Hugo Award Shortlist

The shortlist for the 2014 Hugo Awards (and the 1939 Retro Hugo Awards) was just announced. You can see it on the Loncon3 website. I wanted to just make a quick post looking at the shortlist compared to my own nominations.

Overall, 11 of my nominations ended up on the final ballot. Unfortunately, not all of the ones I was most excited about: The Shining Girls, Rupetta, and Locke and Key are nowhere to be found. Oh well.

Also, while Doctor Who used to be a good show, these days I don’t think it really deserves to have two episodes on the ballot. Of these two, “The Name of the Doctor” was bad, “The Day of the Doctor” wasn’t. At least the godawful “The Time of the Doctor” didn’t make it. But, this is a popular vote and it’s a popular show, so no use getting worked up about it. I have no issue with the two other Doctor Who-related things that made the short form ballot – I even nominated one of them.

The Thing That Bothers Me About Spider-Man

(or about the Spider-Man movies, at least,)

…is that they always have to give Peter Parker a love interest whose only purpose is to make him worry about her getting hurt. Whatever else is going on in the story, Peter Parker needs to angst about whether his being Spider-Man puts his girlfriend at risk.

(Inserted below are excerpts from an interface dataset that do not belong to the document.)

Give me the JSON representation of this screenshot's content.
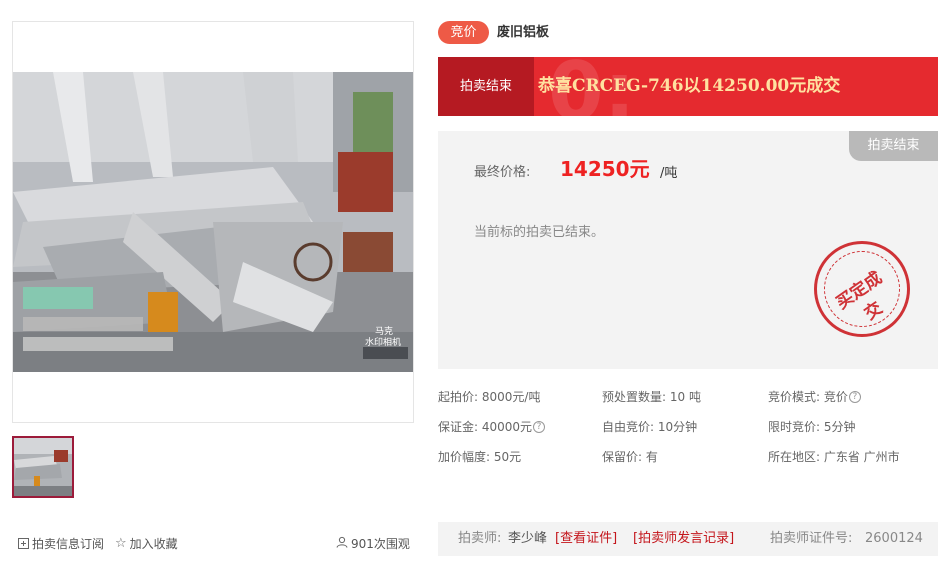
{
  "gallery": {
    "watermark_line1": "马克",
    "watermark_line2": "水印相机"
  },
  "left_actions": {
    "subscribe_label": "拍卖信息订阅",
    "favorite_label": "加入收藏",
    "views_label": "901次围观"
  },
  "header": {
    "tag": "竞价",
    "title": "废旧铝板"
  },
  "banner": {
    "status": "拍卖结束",
    "message": "恭喜CRCEG-746以14250.00元成交"
  },
  "result": {
    "corner_label": "拍卖结束",
    "final_price_label": "最终价格:",
    "final_price": "14250元",
    "final_unit": "/吨",
    "ended_text": "当前标的拍卖已结束。",
    "stamp_text": "买定成交"
  },
  "info": {
    "start_price": "起拍价: 8000元/吨",
    "quantity": "预处置数量: 10 吨",
    "bid_mode": "竞价模式: 竞价",
    "deposit": "保证金: 40000元",
    "free_bid": "自由竞价: 10分钟",
    "limited_bid": "限时竞价: 5分钟",
    "increment": "加价幅度: 50元",
    "reserve": "保留价: 有",
    "location": "所在地区: 广东省 广州市"
  },
  "auctioneer": {
    "label": "拍卖师:",
    "name": "李少峰",
    "cert_link": "[查看证件]",
    "record_link": "[拍卖师发言记录]",
    "cert_no_label": "拍卖师证件号:",
    "cert_no": "2600124"
  },
  "colors": {
    "accent_red": "#e52a2f",
    "tag_orange": "#ee5a46",
    "link_red": "#c4161c",
    "panel_gray": "#f3f3f3"
  }
}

We had five movies of this now. Five movies of Peter breaking up with his girlfriend because he doesn’t want her to get hurt. Five films of her breaking up with him because he can’t make up his mind one way or the other. Five films where villains realise he cares for her and target her specifically, so that Peter has to rescue her. Even when it’s as strong a character as Gwen Stacy in the newer films – who is smarter than Peter, accomplished, independent – she falls into the same role.

Occasionally – such as in the latest film, The Amazing Spider-Man 2 – the writing acknowledges Peter’s protectiveness as a problem. Gwen Stacy is intelligent, capable, and independent – and she has specific knowledge that will help with what Peter’s about to do – and when Peter tries to leave her behind to keep her safe, she calls him out on it. But even then, the narrative inevitably goes on to prove Peter right.

These characters, even when they aren’t actually fridged, exist to present the threat of fridging. Their place in the story is to be the potential woman-in-refrigerator, so that Peter Parker can agonise over the danger he is putting them in.

Now maybe it’s true that these issues are just inherited from the comic books, that the creators are adapting the stories that already exist. But by doing that, they must acknowledge that they are perpetuating this trope, the image of the love interest as a victim, or potential victim. After five movies of the same thing, it really starts to stand out. It’s time they tried to do something different.